(pssssssst… there’s nothing wrong with being a basic drummer. And yes, those are Ahead/Lars sticks.)

All the tracks i played to were drumless (which you could find on Guitar Hero). i’ll probably come back and have a ‘Metallica Fridays’ post or something (not Mondays- that was already taken. HA!). Who knows?

Lars… duder, if you ever see this, thanks.

Master Of Puppets was my favorite Metallica album for 30 years (until Load knocked it out the spot), and to teenaged me, ‘Battery’ was the jam. It was the greatest song i ever heard about the thrash scene and moshing (still is; D.R.I.’s ‘Thrashard’ comes second). The play on words is excellent. James Hetfield’s pen and riff game are dope, and the solo is one of my favorites from Kirk Hammett. i remember seeing Metallica on the first leg of their Wherever We May Roam tour in 1991, and just turned 15-year old me was waiting all night to see ‘Battery’. And when they finally did it at the encore, i lost it.

So of course… i wanted to be up for the challenge. This is another song where the timing is not the ‘usual’ 4/4. i messed up a few times, but SO WHAT! (no pun intended).

‘That Was Just Your Life’ is one of my most favorites to play to. Sometimes i play along to the live version, which is almost twice the speed of the album version!

And finally… A LITTLE BASS!

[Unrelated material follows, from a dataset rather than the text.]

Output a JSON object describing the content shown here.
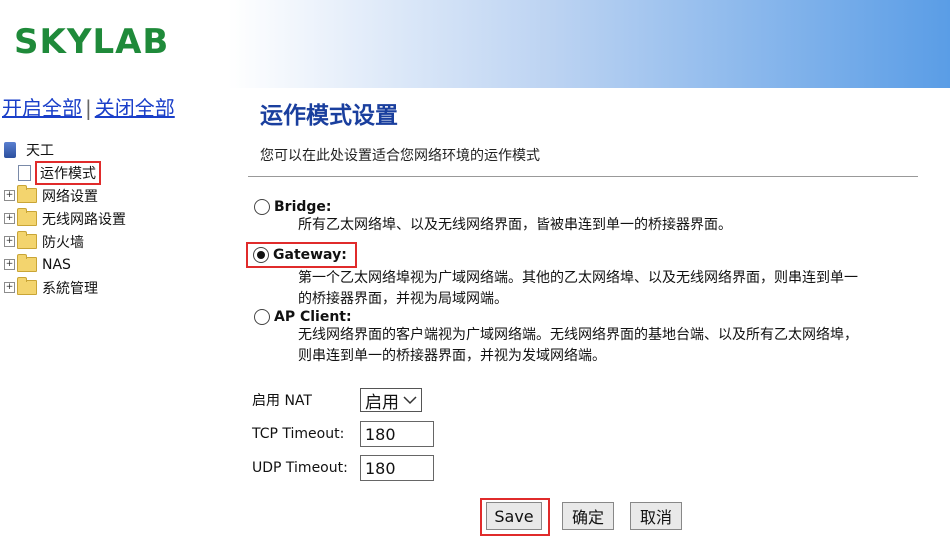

An Introduction, Plus A Few Songs.

Here lies the journey…

‘The Traffic School Song’ was one of the first songs i was messing around with on the SPD-30 (Octoapad).  This specific audio/video situation was recorded back in November 2021.  i am working on getting an actual set (as that will help me get better) but the Octapad has been a great way for me to get some muscle memory back. 

Playing along to The Clash’s ‘Janie Jones’…  i’m definitely not perfect, but the journey is not about being perfect. 

And finally…  one of the most challenging parts of the journey so far!  D.R.I. is one of my favorite hardcore/thrash bands.  Even though i have played drums (and guitar) in several punk bands i was never a hardcore/thrash/metal/’traditional’ punk drummer.  Though i played in bands i never had a set of my own.   Because of those limitations i saw myself as a pretty basic drummer (which i still am!!!); my primary inspirations were post punk players like Hugo Burnham (Gang Of Four), Robert Grey (Wire) and Valerie Scroggins (ESG); as well as folks like David Lovering (Pixies). 

Will i ever get to the point where i’m as advanced as an Art Blakey, a Terri Lyne Carrington, Billy Cobham, Tony Royster Jr., Chris Dave, Tony Williams, Sheila Escovedo, Buddy Rich, Bernard Purdy, Neil Peart, Dave Lombardo, Mike Portnoy, Max Roach, Jeff Porcaro, Louie Bellson…  and the countless other amazing drummers and percussionists- including those on sites like youtube?  Maybe.  Maybe not.  What counts most is the journey, and the things i learn along the way. 

And while i am CERTAINLY no Felix Griffin, ‘Mad Man’ is an extreme challenge and a workout (for a basic drummer like me), as well as fun to play!